DATASET ENTRIES:
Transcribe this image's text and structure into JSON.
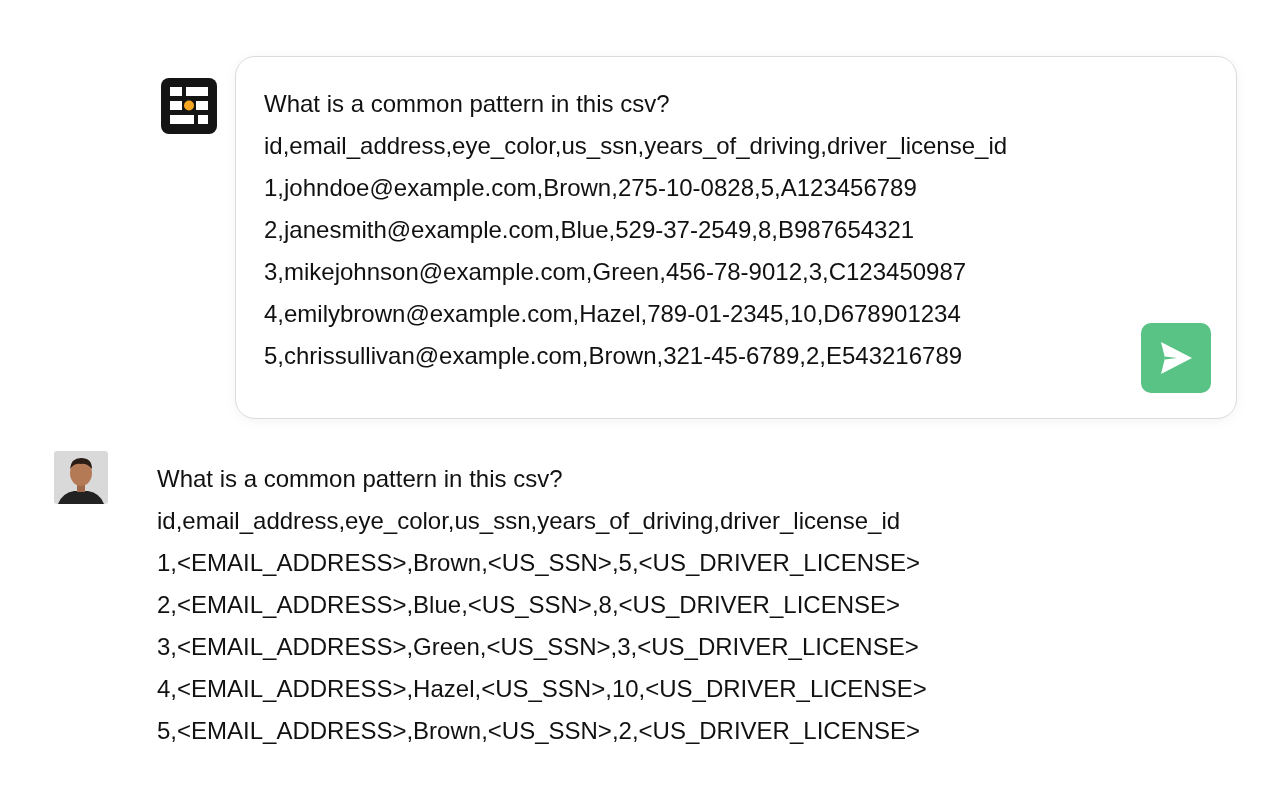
{
  "prompt": {
    "lines": [
      "What is a common pattern in this csv?",
      "id,email_address,eye_color,us_ssn,years_of_driving,driver_license_id",
      "1,johndoe@example.com,Brown,275-10-0828,5,A123456789",
      "2,janesmith@example.com,Blue,529-37-2549,8,B987654321",
      "3,mikejohnson@example.com,Green,456-78-9012,3,C123450987",
      "4,emilybrown@example.com,Hazel,789-01-2345,10,D678901234",
      "5,chrissullivan@example.com,Brown,321-45-6789,2,E543216789"
    ]
  },
  "response": {
    "lines": [
      "What is a common pattern in this csv?",
      "id,email_address,eye_color,us_ssn,years_of_driving,driver_license_id",
      "1,<EMAIL_ADDRESS>,Brown,<US_SSN>,5,<US_DRIVER_LICENSE>",
      "2,<EMAIL_ADDRESS>,Blue,<US_SSN>,8,<US_DRIVER_LICENSE>",
      "3,<EMAIL_ADDRESS>,Green,<US_SSN>,3,<US_DRIVER_LICENSE>",
      "4,<EMAIL_ADDRESS>,Hazel,<US_SSN>,10,<US_DRIVER_LICENSE>",
      "5,<EMAIL_ADDRESS>,Brown,<US_SSN>,2,<US_DRIVER_LICENSE>"
    ]
  }
}
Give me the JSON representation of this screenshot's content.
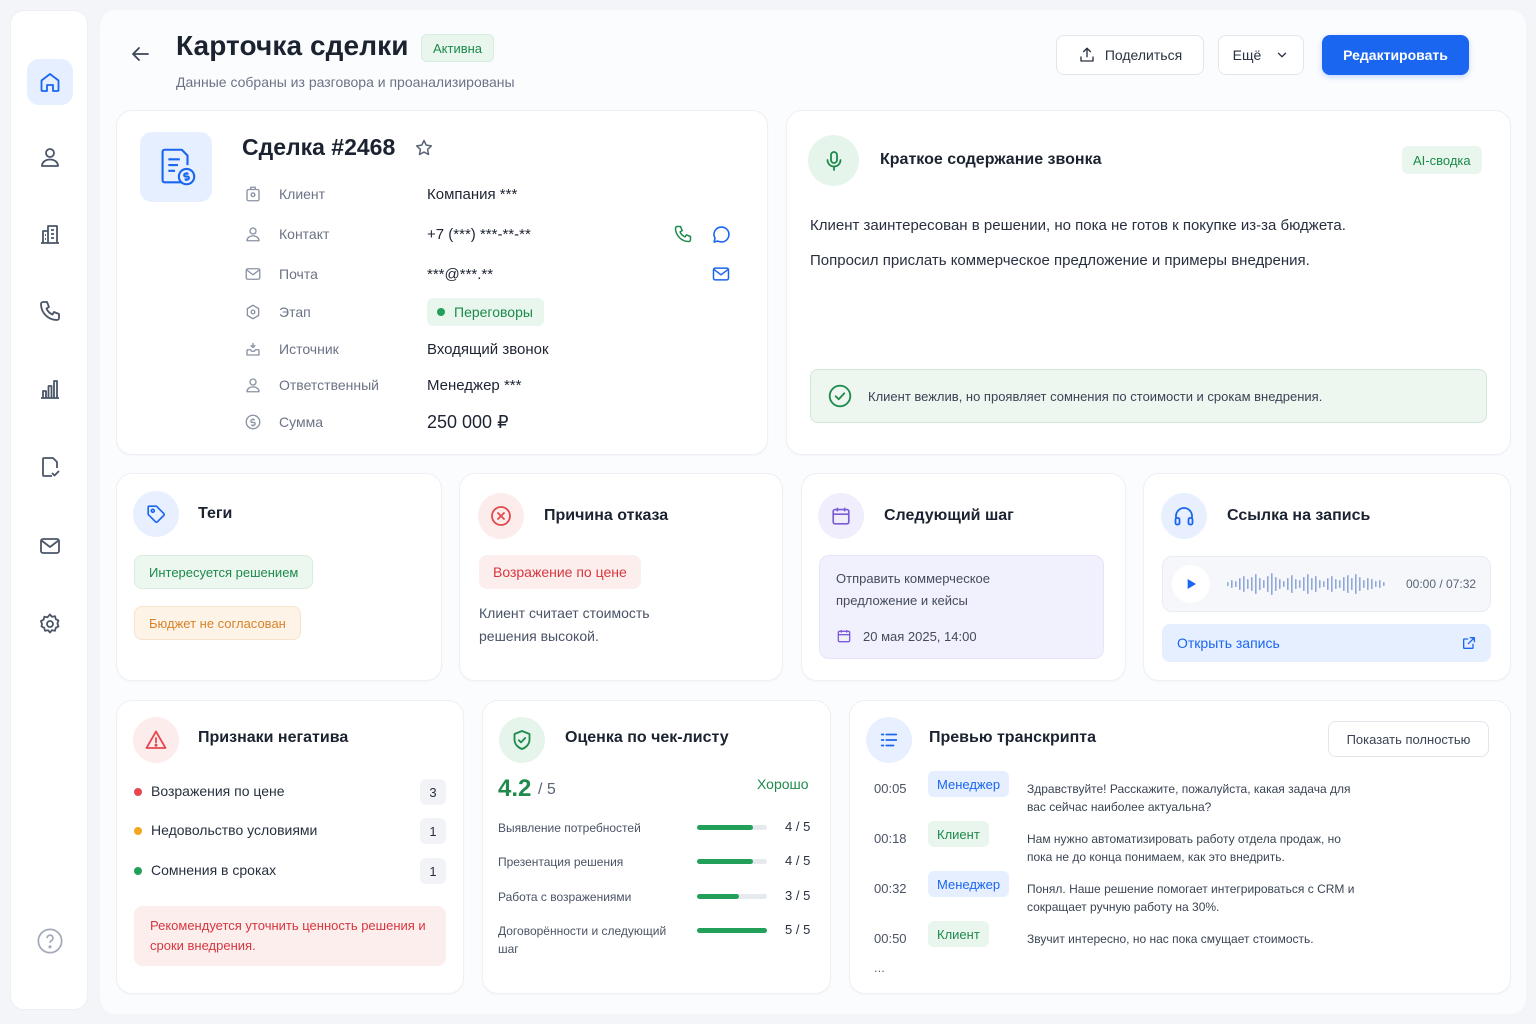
{
  "header": {
    "title": "Карточка сделки",
    "status": "Активна",
    "subtitle": "Данные собраны из разговора и проанализированы",
    "share_label": "Поделиться",
    "more_label": "Ещё",
    "edit_label": "Редактировать"
  },
  "sidebar": {
    "items": [
      {
        "icon": "home-icon",
        "active": true
      },
      {
        "icon": "user-icon"
      },
      {
        "icon": "building-icon"
      },
      {
        "icon": "phone-icon"
      },
      {
        "icon": "chart-icon"
      },
      {
        "icon": "document-check-icon"
      },
      {
        "icon": "mail-icon"
      },
      {
        "icon": "gear-icon"
      }
    ],
    "help_icon": "help-icon"
  },
  "deal": {
    "title": "Сделка #2468",
    "fields": {
      "client": {
        "label": "Клиент",
        "value": "Компания ***"
      },
      "contact": {
        "label": "Контакт",
        "value": "+7 (***) ***-**-**"
      },
      "email": {
        "label": "Почта",
        "value": "***@***.**"
      },
      "stage": {
        "label": "Этап",
        "value": "Переговоры"
      },
      "source": {
        "label": "Источник",
        "value": "Входящий звонок"
      },
      "owner": {
        "label": "Ответственный",
        "value": "Менеджер ***"
      },
      "amount": {
        "label": "Сумма",
        "value": "250 000 ₽"
      }
    }
  },
  "summary": {
    "title": "Краткое содержание звонка",
    "badge": "AI-сводка",
    "lines": [
      "Клиент заинтересован в решении, но пока не готов к покупке из-за бюджета.",
      "Попросил прислать коммерческое предложение и примеры внедрения."
    ],
    "insight": "Клиент вежлив, но проявляет сомнения по стоимости и срокам внедрения."
  },
  "tags": {
    "title": "Теги",
    "items": [
      "Интересуется решением",
      "Бюджет не согласован"
    ]
  },
  "refusal": {
    "title": "Причина отказа",
    "chip": "Возражение по цене",
    "text": "Клиент считает стоимость решения высокой."
  },
  "next_step": {
    "title": "Следующий шаг",
    "text": "Отправить коммерческое предложение и кейсы",
    "date": "20 мая 2025, 14:00"
  },
  "recording": {
    "title": "Ссылка на запись",
    "time": "00:00 / 07:32",
    "progress": 0,
    "open_label": "Открыть запись"
  },
  "negative": {
    "title": "Признаки негатива",
    "items": [
      {
        "label": "Возражения по цене",
        "count": "3",
        "color": "#e5484d"
      },
      {
        "label": "Недовольство условиями",
        "count": "1",
        "color": "#f5a623"
      },
      {
        "label": "Сомнения в сроках",
        "count": "1",
        "color": "#22a05a"
      }
    ],
    "recommendation": "Рекомендуется уточнить ценность решения и сроки внедрения."
  },
  "checklist": {
    "title": "Оценка по чек-листу",
    "score": "4.2",
    "score_of": "/ 5",
    "rating": "Хорошо",
    "items": [
      {
        "label": "Выявление потребностей",
        "score": "4 / 5",
        "value": 4
      },
      {
        "label": "Презентация решения",
        "score": "4 / 5",
        "value": 4
      },
      {
        "label": "Работа с возражениями",
        "score": "3 / 5",
        "value": 3
      },
      {
        "label": "Договорённости и следующий шаг",
        "score": "5 / 5",
        "value": 5
      }
    ]
  },
  "transcript": {
    "title": "Превью транскрипта",
    "show_all_label": "Показать полностью",
    "rows": [
      {
        "time": "00:05",
        "speaker": "Менеджер",
        "role": "manager",
        "text": "Здравствуйте!  Расскажите, пожалуйста, какая задача для вас сейчас наиболее актуальна?"
      },
      {
        "time": "00:18",
        "speaker": "Клиент",
        "role": "client",
        "text": "Нам нужно автоматизировать работу отдела продаж, но пока не до конца понимаем, как это внедрить."
      },
      {
        "time": "00:32",
        "speaker": "Менеджер",
        "role": "manager",
        "text": "Понял. Наше решение помогает интегрироваться с CRM и сокращает ручную работу на 30%."
      },
      {
        "time": "00:50",
        "speaker": "Клиент",
        "role": "client",
        "text": "Звучит интересно, но нас пока смущает стоимость."
      }
    ],
    "ellipsis": "..."
  },
  "colors": {
    "accent": "#1a66f0",
    "success": "#1f8a4c",
    "danger": "#d7373f",
    "warning": "#d9822b"
  }
}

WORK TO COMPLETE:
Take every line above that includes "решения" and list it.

ANSWER TO THIS TASK:
    "text": "Клиент считает стоимость решения высокой."
    "recommendation": "Рекомендуется уточнить ценность решения и сроки внедрения."
        "label": "Презентация решения",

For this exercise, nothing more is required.